## Exercise prompt
Restate the listing below line for line and word for word, without the pictures.

## Data in this exercise
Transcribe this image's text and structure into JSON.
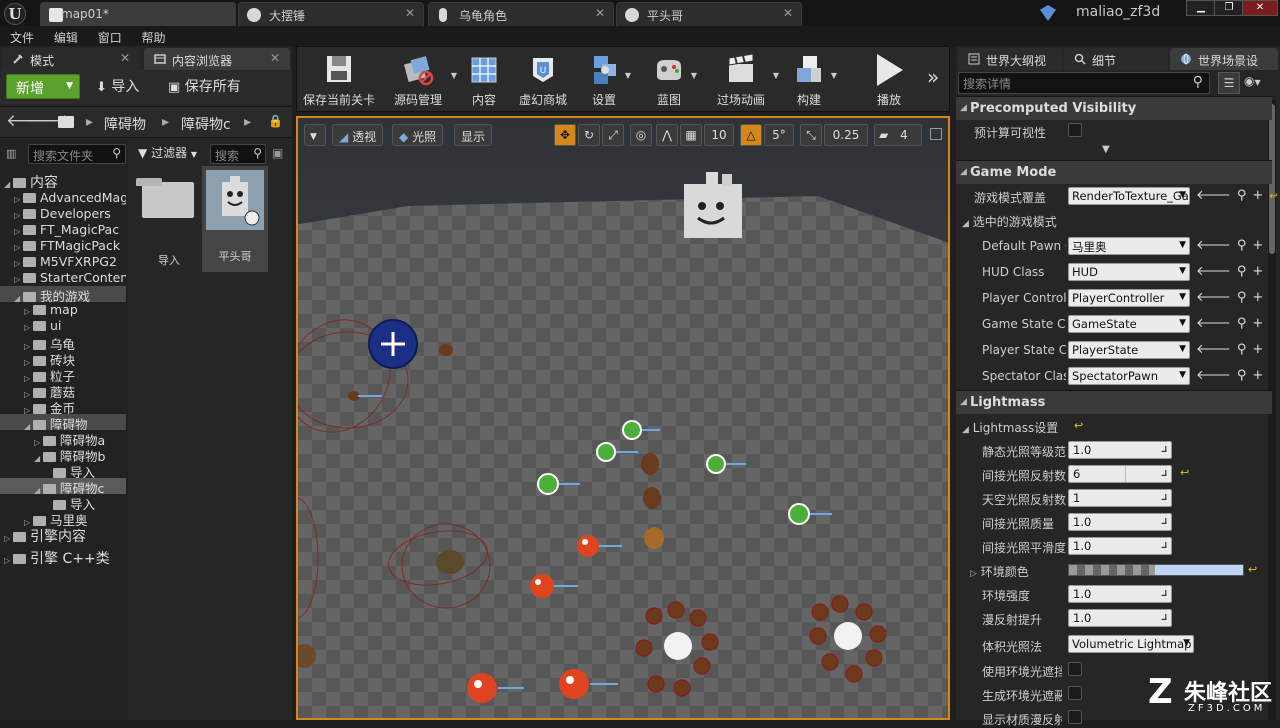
{
  "titlebar": {
    "logo": "U",
    "tabs": [
      {
        "label": "map01*",
        "icon": "level-icon"
      },
      {
        "label": "大摆锤",
        "icon": "blueprint-icon"
      },
      {
        "label": "乌龟角色",
        "icon": "character-icon"
      },
      {
        "label": "平头哥",
        "icon": "blueprint-icon"
      }
    ],
    "project_name": "maliao_zf3d"
  },
  "menu": [
    "文件",
    "编辑",
    "窗口",
    "帮助"
  ],
  "left_tabs": {
    "modes": "模式",
    "content_browser": "内容浏览器"
  },
  "content_browser": {
    "new_button": "新增",
    "import_button": "导入",
    "save_all_button": "保存所有",
    "path": [
      "障碍物",
      "障碍物c"
    ],
    "search_folders_placeholder": "搜索文件夹",
    "filters_label": "过滤器",
    "search_assets_placeholder": "搜索",
    "tree": [
      {
        "label": "内容",
        "level": 0,
        "expanded": true
      },
      {
        "label": "AdvancedMag",
        "level": 1
      },
      {
        "label": "Developers",
        "level": 1
      },
      {
        "label": "FT_MagicPac",
        "level": 1
      },
      {
        "label": "FTMagicPack",
        "level": 1
      },
      {
        "label": "M5VFXRPG2",
        "level": 1
      },
      {
        "label": "StarterConten",
        "level": 1
      },
      {
        "label": "我的游戏",
        "level": 1,
        "expanded": true
      },
      {
        "label": "map",
        "level": 2
      },
      {
        "label": "ui",
        "level": 2
      },
      {
        "label": "乌龟",
        "level": 2
      },
      {
        "label": "砖块",
        "level": 2
      },
      {
        "label": "粒子",
        "level": 2
      },
      {
        "label": "蘑菇",
        "level": 2
      },
      {
        "label": "金币",
        "level": 2
      },
      {
        "label": "障碍物",
        "level": 2,
        "expanded": true
      },
      {
        "label": "障碍物a",
        "level": 3
      },
      {
        "label": "障碍物b",
        "level": 3,
        "expanded": true
      },
      {
        "label": "导入",
        "level": 4
      },
      {
        "label": "障碍物c",
        "level": 3,
        "expanded": true,
        "selected": true
      },
      {
        "label": "导入",
        "level": 4
      },
      {
        "label": "马里奥",
        "level": 2
      },
      {
        "label": "引擎内容",
        "level": 0
      },
      {
        "label": "引擎 C++类",
        "level": 0
      }
    ],
    "assets": [
      {
        "label": "导入",
        "type": "folder"
      },
      {
        "label": "平头哥",
        "type": "blueprint"
      }
    ]
  },
  "toolbar": [
    {
      "label": "保存当前关卡",
      "icon": "save-icon"
    },
    {
      "label": "源码管理",
      "icon": "source-control-icon"
    },
    {
      "label": "内容",
      "icon": "content-icon"
    },
    {
      "label": "虚幻商城",
      "icon": "marketplace-icon"
    },
    {
      "label": "设置",
      "icon": "settings-icon"
    },
    {
      "label": "蓝图",
      "icon": "blueprints-icon"
    },
    {
      "label": "过场动画",
      "icon": "cinematics-icon"
    },
    {
      "label": "构建",
      "icon": "build-icon"
    },
    {
      "label": "播放",
      "icon": "play-icon"
    }
  ],
  "viewport": {
    "perspective": "透视",
    "lighting": "光照",
    "show": "显示",
    "grid_snap": "10",
    "rotation_snap": "5°",
    "scale_snap": "0.25",
    "camera_speed": "4"
  },
  "right_tabs": {
    "world_outliner": "世界大纲视",
    "details": "细节",
    "world_settings": "世界场景设"
  },
  "details": {
    "search_placeholder": "搜索详情",
    "precomputed_visibility": {
      "header": "Precomputed Visibility",
      "precompute_label": "预计算可视性"
    },
    "game_mode": {
      "header": "Game Mode",
      "override_label": "游戏模式覆盖",
      "override_value": "RenderToTexture_Ga",
      "selected_label": "选中的游戏模式",
      "rows": [
        {
          "label": "Default Pawn Cl",
          "value": "马里奥"
        },
        {
          "label": "HUD Class",
          "value": "HUD"
        },
        {
          "label": "Player Controlle",
          "value": "PlayerController"
        },
        {
          "label": "Game State Cla",
          "value": "GameState"
        },
        {
          "label": "Player State Cla",
          "value": "PlayerState"
        },
        {
          "label": "Spectator Class",
          "value": "SpectatorPawn"
        }
      ]
    },
    "lightmass": {
      "header": "Lightmass",
      "settings_label": "Lightmass设置",
      "rows": [
        {
          "label": "静态光照等级范围",
          "value": "1.0"
        },
        {
          "label": "间接光照反射数",
          "value": "6",
          "modified": true
        },
        {
          "label": "天空光照反射数",
          "value": "1"
        },
        {
          "label": "间接光照质量",
          "value": "1.0"
        },
        {
          "label": "间接光照平滑度",
          "value": "1.0"
        }
      ],
      "env_color_label": "环境颜色",
      "env_color": "#c0d4f8",
      "rows2": [
        {
          "label": "环境强度",
          "value": "1.0"
        },
        {
          "label": "漫反射提升",
          "value": "1.0"
        }
      ],
      "volume_label": "体积光照法",
      "volume_value": "Volumetric Lightmap",
      "check_rows": [
        "使用环境光遮挡",
        "生成环境光遮蔽材质",
        "显示材质漫反射"
      ]
    }
  },
  "watermark": {
    "logo": "Z",
    "text": "朱峰社区",
    "url": "ZF3D.COM"
  },
  "colors": {
    "accent": "#d4881a",
    "new_button": "#5aa22b",
    "reset": "#e0c030"
  }
}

## Expected answer
Transcribe this image's text and structure into JSON.
{
  "titlebar": {
    "logo": "U",
    "tabs": [
      {
        "label": "map01*",
        "icon": "level-icon"
      },
      {
        "label": "大摆锤",
        "icon": "blueprint-icon"
      },
      {
        "label": "乌龟角色",
        "icon": "character-icon"
      },
      {
        "label": "平头哥",
        "icon": "blueprint-icon"
      }
    ],
    "project_name": "maliao_zf3d"
  },
  "menu": [
    "文件",
    "编辑",
    "窗口",
    "帮助"
  ],
  "left_tabs": {
    "modes": "模式",
    "content_browser": "内容浏览器"
  },
  "content_browser": {
    "new_button": "新增",
    "import_button": "导入",
    "save_all_button": "保存所有",
    "path": [
      "障碍物",
      "障碍物c"
    ],
    "search_folders_placeholder": "搜索文件夹",
    "filters_label": "过滤器",
    "search_assets_placeholder": "搜索",
    "tree": [
      {
        "label": "内容",
        "level": 0,
        "expanded": true
      },
      {
        "label": "AdvancedMag",
        "level": 1
      },
      {
        "label": "Developers",
        "level": 1
      },
      {
        "label": "FT_MagicPac",
        "level": 1
      },
      {
        "label": "FTMagicPack",
        "level": 1
      },
      {
        "label": "M5VFXRPG2",
        "level": 1
      },
      {
        "label": "StarterConten",
        "level": 1
      },
      {
        "label": "我的游戏",
        "level": 1,
        "expanded": true
      },
      {
        "label": "map",
        "level": 2
      },
      {
        "label": "ui",
        "level": 2
      },
      {
        "label": "乌龟",
        "level": 2
      },
      {
        "label": "砖块",
        "level": 2
      },
      {
        "label": "粒子",
        "level": 2
      },
      {
        "label": "蘑菇",
        "level": 2
      },
      {
        "label": "金币",
        "level": 2
      },
      {
        "label": "障碍物",
        "level": 2,
        "expanded": true
      },
      {
        "label": "障碍物a",
        "level": 3
      },
      {
        "label": "障碍物b",
        "level": 3,
        "expanded": true
      },
      {
        "label": "导入",
        "level": 4
      },
      {
        "label": "障碍物c",
        "level": 3,
        "expanded": true,
        "selected": true
      },
      {
        "label": "导入",
        "level": 4
      },
      {
        "label": "马里奥",
        "level": 2
      },
      {
        "label": "引擎内容",
        "level": 0
      },
      {
        "label": "引擎 C++类",
        "level": 0
      }
    ],
    "assets": [
      {
        "label": "导入",
        "type": "folder"
      },
      {
        "label": "平头哥",
        "type": "blueprint"
      }
    ]
  },
  "toolbar": [
    {
      "label": "保存当前关卡",
      "icon": "save-icon"
    },
    {
      "label": "源码管理",
      "icon": "source-control-icon"
    },
    {
      "label": "内容",
      "icon": "content-icon"
    },
    {
      "label": "虚幻商城",
      "icon": "marketplace-icon"
    },
    {
      "label": "设置",
      "icon": "settings-icon"
    },
    {
      "label": "蓝图",
      "icon": "blueprints-icon"
    },
    {
      "label": "过场动画",
      "icon": "cinematics-icon"
    },
    {
      "label": "构建",
      "icon": "build-icon"
    },
    {
      "label": "播放",
      "icon": "play-icon"
    }
  ],
  "viewport": {
    "perspective": "透视",
    "lighting": "光照",
    "show": "显示",
    "grid_snap": "10",
    "rotation_snap": "5°",
    "scale_snap": "0.25",
    "camera_speed": "4"
  },
  "right_tabs": {
    "world_outliner": "世界大纲视",
    "details": "细节",
    "world_settings": "世界场景设"
  },
  "details": {
    "search_placeholder": "搜索详情",
    "precomputed_visibility": {
      "header": "Precomputed Visibility",
      "precompute_label": "预计算可视性"
    },
    "game_mode": {
      "header": "Game Mode",
      "override_label": "游戏模式覆盖",
      "override_value": "RenderToTexture_Ga",
      "selected_label": "选中的游戏模式",
      "rows": [
        {
          "label": "Default Pawn Cl",
          "value": "马里奥"
        },
        {
          "label": "HUD Class",
          "value": "HUD"
        },
        {
          "label": "Player Controlle",
          "value": "PlayerController"
        },
        {
          "label": "Game State Cla",
          "value": "GameState"
        },
        {
          "label": "Player State Cla",
          "value": "PlayerState"
        },
        {
          "label": "Spectator Class",
          "value": "SpectatorPawn"
        }
      ]
    },
    "lightmass": {
      "header": "Lightmass",
      "settings_label": "Lightmass设置",
      "rows": [
        {
          "label": "静态光照等级范围",
          "value": "1.0"
        },
        {
          "label": "间接光照反射数",
          "value": "6",
          "modified": true
        },
        {
          "label": "天空光照反射数",
          "value": "1"
        },
        {
          "label": "间接光照质量",
          "value": "1.0"
        },
        {
          "label": "间接光照平滑度",
          "value": "1.0"
        }
      ],
      "env_color_label": "环境颜色",
      "env_color": "#c0d4f8",
      "rows2": [
        {
          "label": "环境强度",
          "value": "1.0"
        },
        {
          "label": "漫反射提升",
          "value": "1.0"
        }
      ],
      "volume_label": "体积光照法",
      "volume_value": "Volumetric Lightmap",
      "check_rows": [
        "使用环境光遮挡",
        "生成环境光遮蔽材质",
        "显示材质漫反射"
      ]
    }
  },
  "watermark": {
    "logo": "Z",
    "text": "朱峰社区",
    "url": "ZF3D.COM"
  },
  "colors": {
    "accent": "#d4881a",
    "new_button": "#5aa22b",
    "reset": "#e0c030"
  }
}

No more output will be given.